Ricky Gervais: 'People are waiting for me to fail'

As the second series of his divisive sitcom 'Derek' hits screens, the comedian tells James Rampton why he'll never bow to the critics who habitually circle his work
Mad Men series 7, TV review: The suits are still sharp, but Don Draper has lost his edge

Mad Men returns for a final fling

The suits are still sharp, but Don Draper has lost his edge
Google finds a lift into space will never get off the ground as there is no material strong enough for a cable from Earth into orbit

Google finds a lift into space will never get off the ground

Technology giant’s scientists say there is no material strong enough for a cable from Earth into orbit
Westminster is awash with tales of young men being sexually harassed - but it's far from being just a problem in politics

Is sexual harassment a fact of gay life?

Westminster is awash with tales of young men being sexually harassed - but it's far from being just a problem in politics
Moshi Monster creator Michael Acton Smith: The man behind a British success story

Moshi Monster creator Michael Acton Smith

Acton Smith launched a world of virtual creatures who took the real world by storm
Kim Jong-un's haircut: The Independent heads to Ealing to try out the dictator's do

Our journalist tries out Kim Jong-un's haircut

The North Korean embassy in London complained when M&M Hair Academy used Kim Jong-un's image in the window. Curious, Guy Pewsey heads to the hair salon and surrenders to the clippers
A History of the First World War in 100 moments: A forgotten naval victory in which even Nature played a part

A History of the First World War in 100 moments

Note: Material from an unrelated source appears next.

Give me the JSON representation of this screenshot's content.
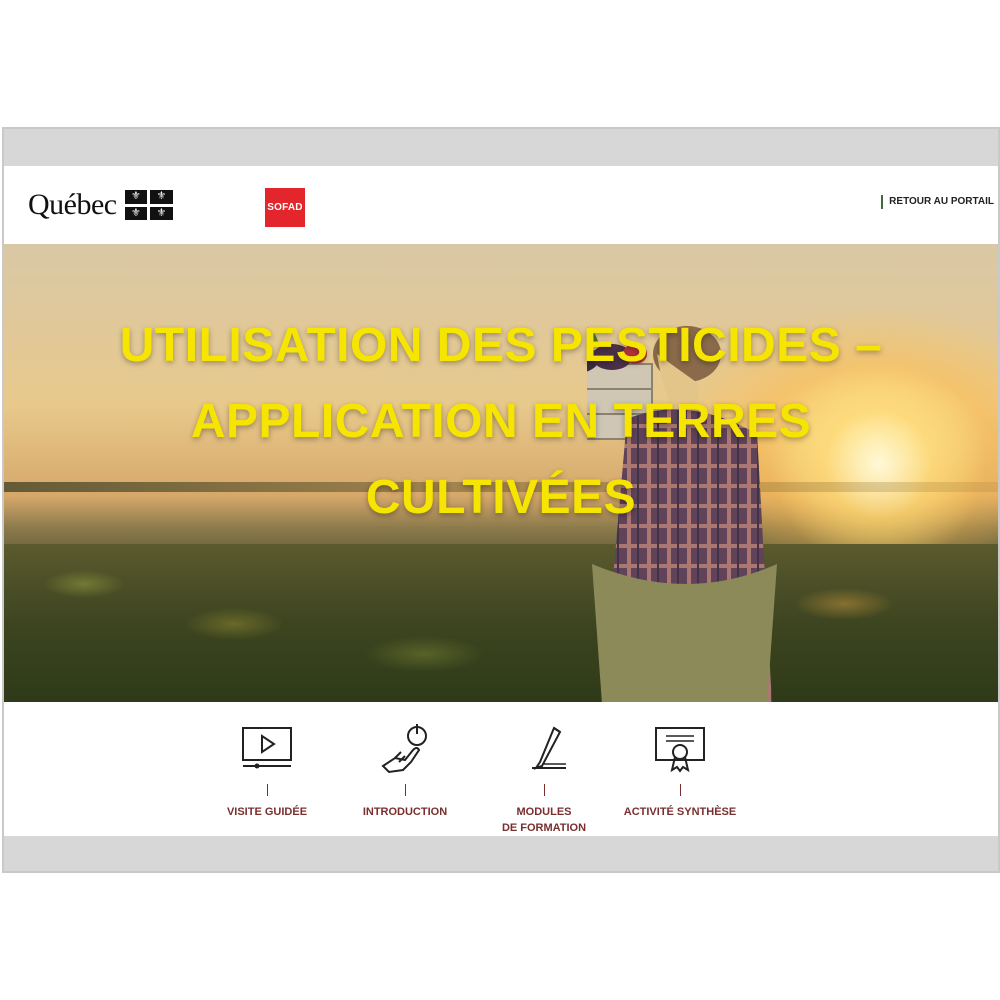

A forgotten naval victory in which even Nature played a part
Vespa rides on with launch of Primavera: Iconic Italian scooter still revving up millions of sales

Vespa rides on with launch of the Primavera

The Vespa has been a style icon since the 1950s and the release this month of its latest model confirms it has lost little of its lustre
Record Store Day: Independent music shops can offer a tempting alternative to downloads

Record Store Day celebrates independent music shops

This Saturday sees a host of events around the country to champion the sellers of well-grooved wax
Taunton's policy of putting philosophy at heart of its curriculum is one of secrets of its success

Education: Secret of Taunton's success

Taunton School, in Somerset, is one of the country's leading independent schools, says Richard Garner
10 best smartphones

10 best smartphones

With a number of new smartphones on the market, we round up the best around, including some more established models
Mickey Arthur: Aussie tells ECB to stick with Ashley Giles

Mickey Arthur: Aussie tells ECB to stick with Ashley Giles

The former Australia coach on why England must keep to Plan A, about his shock at their collapse Down Under, why he sent players home from India and the agonies of losing his job
Homelessness: Why is the supported lodgings lifeline under threat?

Why is the supported lodgings lifeline under threat?

Zubairi Sentongo swapped poverty in Uganda for homelessness in Britain. But a YMCA scheme connected him with a couple offering warmth and shelter
A History of the First World War in 100 Moments: When the world’s biggest shed took over Regent’s Park

A History of the First World War in 100 Moments

When the world’s biggest shed took over Regent’s Park
The pain of IVF

The pain of IVF

As an Italian woman vows to keep the babies from someone else’s eggs, Julian Baggini ponders how the reality of childbirth is often messier than the natural ideal